Ken Thai, PharmD, CEO of 986 Pharmacy, believes most pharmacies are overall supportive of the transition.

“It’s been a struggle with the HMO Medi-Cal plans to say the least, I think on multiple levels, because there’s so many different plans, so you have to kind of navigate and figure out which one. I think patients are confused as well … and sometimes they’re switching around [plans], and it gets really difficult because each plan has their own formulary, which means that they cover different drugs. 

Also, the reimbursements [with managed care], quite honestly, have not been very consistent. And if there is any consistency about it, it is that they have been for the most part underpaying us. We’re actually doing business at a loss, which is a very difficult proposition. And we had to even turn away some businesses … so I think the transition is a positive one …”

He also emphasized how, even after the transition, pharmacists continue to be underpaid due to reimbursements for medications that are not covered in the system yet.

“… I think Medi-Cal is still trying to figure out what’s covered and what’s not covered. And I think they’re trying to cover as much as possible given all the plans they have to deal with to convert everyone. And of course, there’s also certain medications [that] I think they’re still trying to work with because we are, quite honestly, being underpaid.
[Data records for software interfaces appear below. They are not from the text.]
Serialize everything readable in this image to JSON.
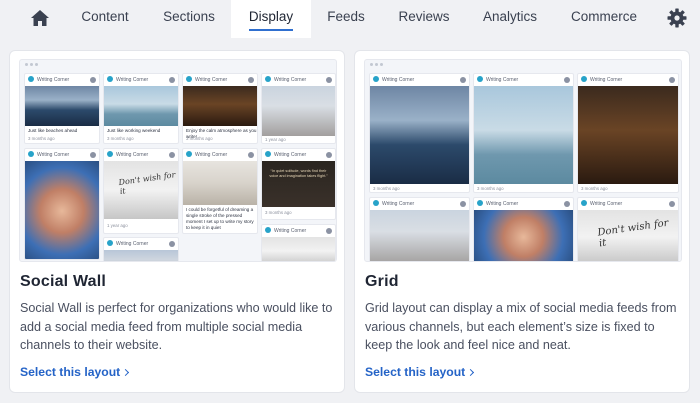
{
  "nav": {
    "tabs": [
      {
        "label": "Content"
      },
      {
        "label": "Sections"
      },
      {
        "label": "Display"
      },
      {
        "label": "Feeds"
      },
      {
        "label": "Reviews"
      },
      {
        "label": "Analytics"
      },
      {
        "label": "Commerce"
      }
    ],
    "active_tab": "Display",
    "accent_color": "#2f6fcf"
  },
  "preview_common": {
    "account_name": "Writing Corner",
    "time_label": "3 months ago",
    "time_label_short": "1 year ago"
  },
  "social_wall": {
    "title": "Social Wall",
    "description": "Social Wall is perfect for organizations who would like to add a social media feed from multiple social media channels to their website.",
    "link_label": "Select this layout",
    "captions": {
      "c1": "Just like beaches ahead",
      "c2": "Just like working weekend",
      "c3": "Enjoy the calm atmosphere as you write!",
      "c4": "I could be forgetful of dreaming a single stroke of the pressed moment I set up to write my story to keep it in quiet",
      "quote": "“In quiet solitude, words find their voice and imagination takes flight.”",
      "hand": "Don't wish for it"
    }
  },
  "grid": {
    "title": "Grid",
    "description": "Grid layout can display a mix of social media feeds from various channels, but each element’s size is fixed to keep the look and feel nice and neat.",
    "link_label": "Select this layout",
    "hand": "Don't wish for it"
  },
  "colors": {
    "link": "#2463c7",
    "avatar": "#27a3c9"
  }
}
And that’s a problem because these are very underserved patient populations that we want to take care of. But it’s also very difficult to serve them when we literally are losing money on the scripts that are being processed, and those mainly revolve around those that are high dollar amounts and expensive brand name medications.”

Thai added that he would like to see the addition of an open forum for pharmacies to communicate with DHCS on the problems they encounter with Medi-Cal Rx, but that the program would ultimately increase efficiency and access for patients as well as the pharmacists.

“I’m really hoping that some of these glitches will be worked out and that we will be in a position where everyone’s happy, and that we can obviously provide the service. I think the population desperately needs a centralized program that’s a lot more efficient. In terms of access, prior authorizations used to take us two, three days, and now, the patient would be standing there for 10 minutes and approved … And these are not meds that honestly are super expensive, they’re just meds that … for whatever reason the prior authorization expired … Why should it take three to four days to make a decision on something that as simple as that?”

Mac also discussed how the increased efficiency of the PA process under Medi-Cal Rx will expand access to medications for the unhoused population, individuals her pharmacy regularly services. 

“A lot of them disappear, we can’t get a hold of them, they live in a tent on the street somewhere. So it’s actually a really big bonus that we could do a prior authorization in the store and have them wait there for like 10 minutes, and they can get their meds right away versus [when] they say they’ll come back, but they never come back, and they’re out of meds. And some of these are really important, like they’re [medications] for schizophrenia, bipolar [disorder], so that’s really important medication that they need.”

She said only having to deal with one plan made things easier when providing medication to unhoused patients, as these patients often change from plan to plan. As a result, the pharmacy would constantly have to contact their providers, which was often difficult because their providers largely serve on street teams.